Across all these efforts, women are critical agents of change.  This Council has long recognized and sought to strengthen women’s role in sustaining peace.  Women and girls face severe risks from both climate change and conflict, and their meaningful participation and leadership brings more sustainable results that benefit more people.

The United Nations is integrating climate risks into our political analysis, as well as conflict prevention and peacebuilding initiatives.  The Climate Security Mechanism is supporting field missions, country teams and regional and subregional organizations to analyse and address climate-related security risks and shape integrated and timely responses.

Work is gaining traction in countries and regions where the Security Council has recognized that climate and ecological change are undermining stability.  Our Regional Office in West Africa and the Sahel, in coordination with IOM [International Organization for Migration], UNEP [United Nations Environment Programme] and the UNFCCC [United Nations Framework Convention on Climate Change], has launched a new initiative on peace, climate change and environmental degradation.  This initiative will help the Economic Community of West African States, as well as other regional bodies and national and local governments, to harmonize efforts to reduce climate-related security risks in the subregion.

In South Sudan, 95 per cent of the population relies on agriculture or pastoralism and is thus affected by drought and unseasonal flooding.  The United Nations peacekeeping operation, UNMISS [United Nations Mission in South Sudan], is collaborating with FAO [Food and Agriculture Organization] and IOM to promote the peaceful resolution of farmer-herder conflicts.

We also recognize our responsibility to reduce the United Nations’ own carbon footprint.  Eighty per cent of United Nations Secretariat carbon emissions come from our six largest peacekeeping operations.  Guided by our Environmental Strategy for Peace Operations, we are working on new approaches to shift energy supply to renewable energy producers, with the intention of supporting renewable energy capacity, including beyond the lifetime of our missions.

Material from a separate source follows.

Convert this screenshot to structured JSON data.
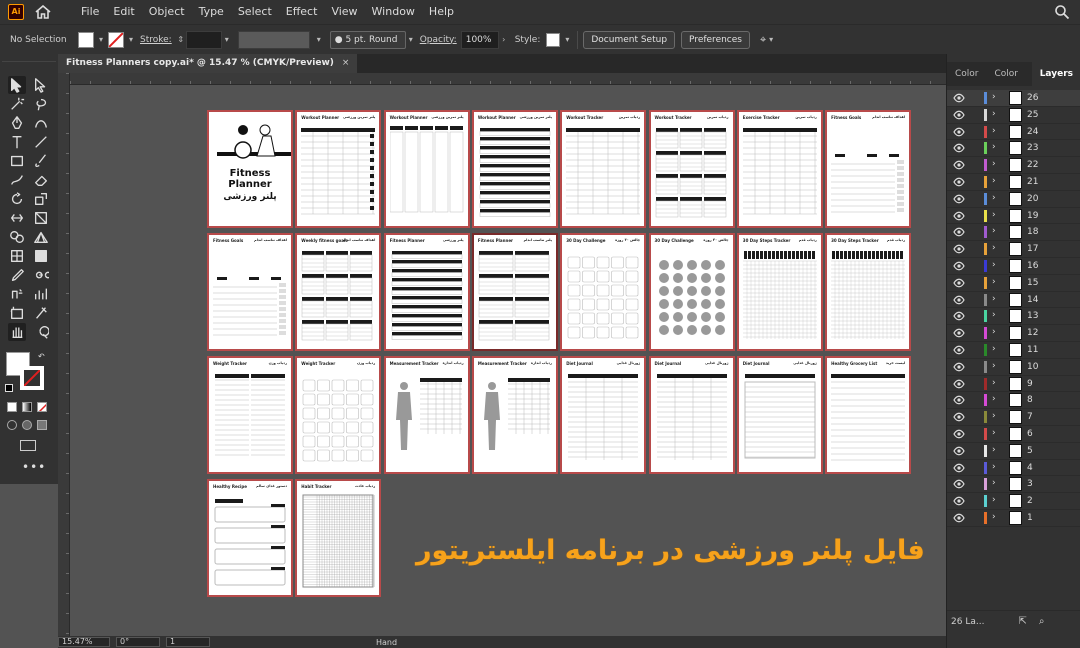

We are all part of the solution.  Let us all work together to mitigate and adapt to climate disruption to build peaceful and resilient societies.  Thank you.

For information media. Not an official record.